God convicted me in that moment in a way that wiped the smug smile right off of my face and tore open my heart. Not only had I hindered myself and my sister from worshiping God that morning, I was hindering the gentleman behind me as well!!
In that moment, there was only one response I could make. I knelt at the altar rail during prayer, humbled and ashamed, and begged God’s forgiveness for my arrogance and insensitivity. I also asked God to be present with me in worship, to help me fix my eyes upon him and to truly cultivate within me a heart for worship.
This became my prayer each Sunday as I entered into service. I prayed for focus, I prayed to experience the presence of God, and I prayed that others would do the same. As the months passed, I found that it was no longer an effort for me to experience God in worship. I stopped being so focused on the outside elements of worship (like music and traditions) and focused on its true purpose—to draw us into the heart of God. Worship became sacred to me in a way it never had before. Now, when I enter into worship, it is with the conviction and assurance that I will encounter the living God, our creator God, my redeemer God. The music no longer matters, the traditions no longer matter, the length of the pastoral prayer no longer matters. God is there and I am there to praise him and receive his Word. That is the heart of worship.
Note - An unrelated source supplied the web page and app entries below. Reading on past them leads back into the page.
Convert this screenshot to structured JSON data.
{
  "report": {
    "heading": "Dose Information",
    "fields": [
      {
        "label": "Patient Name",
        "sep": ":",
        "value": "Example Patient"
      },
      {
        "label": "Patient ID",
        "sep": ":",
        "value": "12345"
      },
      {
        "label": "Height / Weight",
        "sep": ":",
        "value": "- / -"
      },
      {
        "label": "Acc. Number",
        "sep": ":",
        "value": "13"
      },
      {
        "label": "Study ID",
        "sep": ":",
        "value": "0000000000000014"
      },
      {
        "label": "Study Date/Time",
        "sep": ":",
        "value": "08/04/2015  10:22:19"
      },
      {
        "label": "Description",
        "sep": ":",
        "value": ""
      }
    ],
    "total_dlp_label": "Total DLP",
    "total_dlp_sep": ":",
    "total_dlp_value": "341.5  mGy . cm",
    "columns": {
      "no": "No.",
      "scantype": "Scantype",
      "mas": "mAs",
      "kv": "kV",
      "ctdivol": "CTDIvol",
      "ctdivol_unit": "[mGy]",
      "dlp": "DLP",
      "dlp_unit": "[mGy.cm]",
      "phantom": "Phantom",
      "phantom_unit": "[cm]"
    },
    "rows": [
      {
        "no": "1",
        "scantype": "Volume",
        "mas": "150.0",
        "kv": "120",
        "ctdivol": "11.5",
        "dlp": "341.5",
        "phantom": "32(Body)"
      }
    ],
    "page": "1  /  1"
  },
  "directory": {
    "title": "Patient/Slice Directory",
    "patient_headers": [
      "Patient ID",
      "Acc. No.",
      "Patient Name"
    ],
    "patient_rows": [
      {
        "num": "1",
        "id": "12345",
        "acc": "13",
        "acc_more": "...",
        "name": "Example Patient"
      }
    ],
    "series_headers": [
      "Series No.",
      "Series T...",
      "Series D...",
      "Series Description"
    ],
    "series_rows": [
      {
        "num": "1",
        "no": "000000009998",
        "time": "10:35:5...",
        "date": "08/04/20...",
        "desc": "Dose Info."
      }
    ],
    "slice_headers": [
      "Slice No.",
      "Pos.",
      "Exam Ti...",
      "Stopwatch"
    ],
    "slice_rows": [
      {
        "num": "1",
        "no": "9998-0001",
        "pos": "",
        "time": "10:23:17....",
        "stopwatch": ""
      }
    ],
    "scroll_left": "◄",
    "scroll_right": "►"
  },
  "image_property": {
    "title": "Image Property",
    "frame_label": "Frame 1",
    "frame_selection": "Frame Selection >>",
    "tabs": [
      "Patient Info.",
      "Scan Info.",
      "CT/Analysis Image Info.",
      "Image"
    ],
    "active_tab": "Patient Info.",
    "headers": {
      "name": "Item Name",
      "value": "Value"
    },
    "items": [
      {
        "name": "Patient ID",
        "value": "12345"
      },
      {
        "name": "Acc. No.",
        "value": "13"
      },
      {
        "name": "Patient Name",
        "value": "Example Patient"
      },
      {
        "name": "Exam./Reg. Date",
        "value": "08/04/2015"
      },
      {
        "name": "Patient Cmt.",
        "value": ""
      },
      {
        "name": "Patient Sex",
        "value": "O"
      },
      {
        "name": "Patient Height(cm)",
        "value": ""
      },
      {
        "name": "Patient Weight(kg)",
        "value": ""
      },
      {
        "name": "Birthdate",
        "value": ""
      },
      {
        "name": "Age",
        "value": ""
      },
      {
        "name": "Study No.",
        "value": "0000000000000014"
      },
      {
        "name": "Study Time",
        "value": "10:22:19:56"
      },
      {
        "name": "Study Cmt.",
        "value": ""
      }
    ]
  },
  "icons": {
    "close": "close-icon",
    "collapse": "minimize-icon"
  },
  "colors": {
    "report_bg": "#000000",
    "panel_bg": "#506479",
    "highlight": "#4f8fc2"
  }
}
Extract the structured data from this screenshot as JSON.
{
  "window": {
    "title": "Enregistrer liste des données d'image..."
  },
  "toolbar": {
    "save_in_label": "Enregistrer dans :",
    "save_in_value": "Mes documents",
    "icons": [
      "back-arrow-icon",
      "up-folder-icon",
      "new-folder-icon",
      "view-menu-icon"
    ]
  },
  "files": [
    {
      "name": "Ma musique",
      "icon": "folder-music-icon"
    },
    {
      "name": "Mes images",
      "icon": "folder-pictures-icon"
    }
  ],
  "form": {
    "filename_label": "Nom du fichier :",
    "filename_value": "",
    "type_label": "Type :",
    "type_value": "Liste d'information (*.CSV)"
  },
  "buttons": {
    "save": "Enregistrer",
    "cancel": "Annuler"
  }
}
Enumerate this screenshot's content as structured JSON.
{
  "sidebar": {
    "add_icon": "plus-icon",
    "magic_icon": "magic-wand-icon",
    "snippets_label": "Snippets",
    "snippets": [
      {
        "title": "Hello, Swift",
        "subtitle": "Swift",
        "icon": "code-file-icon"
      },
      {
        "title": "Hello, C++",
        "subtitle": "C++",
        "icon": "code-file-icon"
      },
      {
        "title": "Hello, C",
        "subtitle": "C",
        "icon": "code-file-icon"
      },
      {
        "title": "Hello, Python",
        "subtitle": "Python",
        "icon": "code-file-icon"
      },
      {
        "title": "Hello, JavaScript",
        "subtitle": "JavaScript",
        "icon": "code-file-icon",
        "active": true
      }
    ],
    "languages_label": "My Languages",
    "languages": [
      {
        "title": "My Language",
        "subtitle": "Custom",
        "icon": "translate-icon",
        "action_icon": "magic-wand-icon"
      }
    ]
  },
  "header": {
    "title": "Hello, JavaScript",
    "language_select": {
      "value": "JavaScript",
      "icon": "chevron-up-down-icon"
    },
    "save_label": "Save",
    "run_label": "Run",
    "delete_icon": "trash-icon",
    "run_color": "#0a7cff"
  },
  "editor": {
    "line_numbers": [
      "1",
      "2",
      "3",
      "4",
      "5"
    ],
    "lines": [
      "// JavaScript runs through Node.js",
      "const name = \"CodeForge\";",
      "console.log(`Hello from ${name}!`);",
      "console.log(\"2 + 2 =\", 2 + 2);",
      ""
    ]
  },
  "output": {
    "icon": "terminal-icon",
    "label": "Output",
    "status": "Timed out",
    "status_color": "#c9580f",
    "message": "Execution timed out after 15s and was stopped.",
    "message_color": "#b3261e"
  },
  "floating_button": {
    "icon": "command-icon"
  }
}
As you respond to Chris’ challenge in the next week, remember that it’s not a question of “fixing” worship but a question of what you would be willing to change about your worship so that people who have never experienced the presence of God would have that opportunity-- that they would learn to worship in the heart of God.
Blessings and Peace,